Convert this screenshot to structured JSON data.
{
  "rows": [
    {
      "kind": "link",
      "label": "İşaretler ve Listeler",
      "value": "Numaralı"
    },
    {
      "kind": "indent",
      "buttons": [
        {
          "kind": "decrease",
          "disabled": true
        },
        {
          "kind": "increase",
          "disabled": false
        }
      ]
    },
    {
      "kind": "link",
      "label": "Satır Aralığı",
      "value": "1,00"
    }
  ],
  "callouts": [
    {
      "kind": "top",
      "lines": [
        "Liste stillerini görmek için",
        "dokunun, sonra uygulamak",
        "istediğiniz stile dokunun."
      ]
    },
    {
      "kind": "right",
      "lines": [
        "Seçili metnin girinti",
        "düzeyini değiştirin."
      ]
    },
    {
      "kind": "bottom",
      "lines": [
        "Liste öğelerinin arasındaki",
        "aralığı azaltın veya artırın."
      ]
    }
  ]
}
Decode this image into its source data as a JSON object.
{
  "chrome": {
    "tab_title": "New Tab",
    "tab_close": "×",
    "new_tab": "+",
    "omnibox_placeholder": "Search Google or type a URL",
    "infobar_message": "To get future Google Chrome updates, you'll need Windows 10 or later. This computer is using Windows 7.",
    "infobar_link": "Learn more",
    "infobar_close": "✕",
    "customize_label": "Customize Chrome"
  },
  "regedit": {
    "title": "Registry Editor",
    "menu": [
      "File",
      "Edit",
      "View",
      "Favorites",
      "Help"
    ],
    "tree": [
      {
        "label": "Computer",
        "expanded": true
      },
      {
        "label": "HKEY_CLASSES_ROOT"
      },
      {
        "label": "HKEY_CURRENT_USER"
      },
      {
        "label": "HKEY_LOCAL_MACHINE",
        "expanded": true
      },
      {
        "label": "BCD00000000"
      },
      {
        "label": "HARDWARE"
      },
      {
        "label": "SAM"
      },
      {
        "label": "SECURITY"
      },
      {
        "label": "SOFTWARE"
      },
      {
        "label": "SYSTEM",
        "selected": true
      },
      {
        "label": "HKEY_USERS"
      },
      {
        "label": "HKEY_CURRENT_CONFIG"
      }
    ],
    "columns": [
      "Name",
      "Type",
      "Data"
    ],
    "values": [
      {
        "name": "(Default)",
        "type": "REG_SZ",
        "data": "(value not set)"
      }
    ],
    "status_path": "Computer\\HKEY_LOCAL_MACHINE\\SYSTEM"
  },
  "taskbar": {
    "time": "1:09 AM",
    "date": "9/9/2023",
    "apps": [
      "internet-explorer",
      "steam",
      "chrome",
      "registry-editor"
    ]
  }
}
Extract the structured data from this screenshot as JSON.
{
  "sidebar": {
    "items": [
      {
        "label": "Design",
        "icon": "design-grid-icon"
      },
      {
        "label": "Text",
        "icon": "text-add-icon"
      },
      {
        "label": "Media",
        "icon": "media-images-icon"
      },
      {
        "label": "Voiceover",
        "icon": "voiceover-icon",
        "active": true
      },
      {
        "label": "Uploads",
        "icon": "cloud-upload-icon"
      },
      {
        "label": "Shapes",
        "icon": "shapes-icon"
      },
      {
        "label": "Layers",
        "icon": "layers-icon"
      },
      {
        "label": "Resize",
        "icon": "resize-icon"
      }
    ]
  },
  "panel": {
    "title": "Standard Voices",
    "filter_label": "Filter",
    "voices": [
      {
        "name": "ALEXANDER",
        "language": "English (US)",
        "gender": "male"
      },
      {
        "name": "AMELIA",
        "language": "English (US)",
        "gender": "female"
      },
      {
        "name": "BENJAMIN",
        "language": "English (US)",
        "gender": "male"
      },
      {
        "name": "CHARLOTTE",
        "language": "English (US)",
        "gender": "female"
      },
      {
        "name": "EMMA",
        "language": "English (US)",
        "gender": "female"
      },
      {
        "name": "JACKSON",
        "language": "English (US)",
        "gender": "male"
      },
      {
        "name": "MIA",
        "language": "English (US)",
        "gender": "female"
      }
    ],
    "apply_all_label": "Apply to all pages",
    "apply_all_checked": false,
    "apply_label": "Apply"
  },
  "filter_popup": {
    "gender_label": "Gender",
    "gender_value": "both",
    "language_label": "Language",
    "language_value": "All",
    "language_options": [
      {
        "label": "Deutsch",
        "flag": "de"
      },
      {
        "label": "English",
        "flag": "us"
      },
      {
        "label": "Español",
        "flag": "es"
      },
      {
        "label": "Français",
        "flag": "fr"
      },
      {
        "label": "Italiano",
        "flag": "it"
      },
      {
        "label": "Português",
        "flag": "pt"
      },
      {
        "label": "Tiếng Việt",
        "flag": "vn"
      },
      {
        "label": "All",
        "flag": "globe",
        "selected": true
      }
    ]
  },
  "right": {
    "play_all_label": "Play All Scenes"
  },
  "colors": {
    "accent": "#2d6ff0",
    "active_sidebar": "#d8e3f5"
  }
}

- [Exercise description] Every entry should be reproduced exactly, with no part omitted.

- [Written response]
Convert this screenshot to structured JSON data.
{
  "rows": [
    {
      "kind": "link",
      "label": "İşaretler ve Listeler",
      "value": "Numaralı"
    },
    {
      "kind": "indent",
      "buttons": [
        {
          "kind": "decrease",
          "disabled": true
        },
        {
          "kind": "increase",
          "disabled": false
        }
      ]
    },
    {
      "kind": "link",
      "label": "Satır Aralığı",
      "value": "1,00"
    }
  ],
  "callouts": [
    {
      "kind": "top",
      "lines": [
        "Liste stillerini görmek için",
        "dokunun, sonra uygulamak",
        "istediğiniz stile dokunun."
      ]
    },
    {
      "kind": "right",
      "lines": [
        "Seçili metnin girinti",
        "düzeyini değiştirin."
      ]
    },
    {
      "kind": "bottom",
      "lines": [
        "Liste öğelerinin arasındaki",
        "aralığı azaltın veya artırın."
      ]
    }
  ]
}
Decode this image into its source data as a JSON object.
{
  "chrome": {
    "tab_title": "New Tab",
    "tab_close": "×",
    "new_tab": "+",
    "omnibox_placeholder": "Search Google or type a URL",
    "infobar_message": "To get future Google Chrome updates, you'll need Windows 10 or later. This computer is using Windows 7.",
    "infobar_link": "Learn more",
    "infobar_close": "✕",
    "customize_label": "Customize Chrome"
  },
  "regedit": {
    "title": "Registry Editor",
    "menu": [
      "File",
      "Edit",
      "View",
      "Favorites",
      "Help"
    ],
    "tree": [
      {
        "label": "Computer",
        "expanded": true
      },
      {
        "label": "HKEY_CLASSES_ROOT"
      },
      {
        "label": "HKEY_CURRENT_USER"
      },
      {
        "label": "HKEY_LOCAL_MACHINE",
        "expanded": true
      },
      {
        "label": "BCD00000000"
      },
      {
        "label": "HARDWARE"
      },
      {
        "label": "SAM"
      },
      {
        "label": "SECURITY"
      },
      {
        "label": "SOFTWARE"
      },
      {
        "label": "SYSTEM",
        "selected": true
      },
      {
        "label": "HKEY_USERS"
      },
      {
        "label": "HKEY_CURRENT_CONFIG"
      }
    ],
    "columns": [
      "Name",
      "Type",
      "Data"
    ],
    "values": [
      {
        "name": "(Default)",
        "type": "REG_SZ",
        "data": "(value not set)"
      }
    ],
    "status_path": "Computer\\HKEY_LOCAL_MACHINE\\SYSTEM"
  },
  "taskbar": {
    "time": "1:09 AM",
    "date": "9/9/2023",
    "apps": [
      "internet-explorer",
      "steam",
      "chrome",
      "registry-editor"
    ]
  }
}
Extract the structured data from this screenshot as JSON.
{
  "sidebar": {
    "items": [
      {
        "label": "Design",
        "icon": "design-grid-icon"
      },
      {
        "label": "Text",
        "icon": "text-add-icon"
      },
      {
        "label": "Media",
        "icon": "media-images-icon"
      },
      {
        "label": "Voiceover",
        "icon": "voiceover-icon",
        "active": true
      },
      {
        "label": "Uploads",
        "icon": "cloud-upload-icon"
      },
      {
        "label": "Shapes",
        "icon": "shapes-icon"
      },
      {
        "label": "Layers",
        "icon": "layers-icon"
      },
      {
        "label": "Resize",
        "icon": "resize-icon"
      }
    ]
  },
  "panel": {
    "title": "Standard Voices",
    "filter_label": "Filter",
    "voices": [
      {
        "name": "ALEXANDER",
        "language": "English (US)",
        "gender": "male"
      },
      {
        "name": "AMELIA",
        "language": "English (US)",
        "gender": "female"
      },
      {
        "name": "BENJAMIN",
        "language": "English (US)",
        "gender": "male"
      },
      {
        "name": "CHARLOTTE",
        "language": "English (US)",
        "gender": "female"
      },
      {
        "name": "EMMA",
        "language": "English (US)",
        "gender": "female"
      },
      {
        "name": "JACKSON",
        "language": "English (US)",
        "gender": "male"
      },
      {
        "name": "MIA",
        "language": "English (US)",
        "gender": "female"
      }
    ],
    "apply_all_label": "Apply to all pages",
    "apply_all_checked": false,
    "apply_label": "Apply"
  },
  "filter_popup": {
    "gender_label": "Gender",
    "gender_value": "both",
    "language_label": "Language",
    "language_value": "All",
    "language_options": [
      {
        "label": "Deutsch",
        "flag": "de"
      },
      {
        "label": "English",
        "flag": "us"
      },
      {
        "label": "Español",
        "flag": "es"
      },
      {
        "label": "Français",
        "flag": "fr"
      },
      {
        "label": "Italiano",
        "flag": "it"
      },
      {
        "label": "Português",
        "flag": "pt"
      },
      {
        "label": "Tiếng Việt",
        "flag": "vn"
      },
      {
        "label": "All",
        "flag": "globe",
        "selected": true
      }
    ]
  },
  "right": {
    "play_all_label": "Play All Scenes"
  },
  "colors": {
    "accent": "#2d6ff0",
    "active_sidebar": "#d8e3f5"
  }
}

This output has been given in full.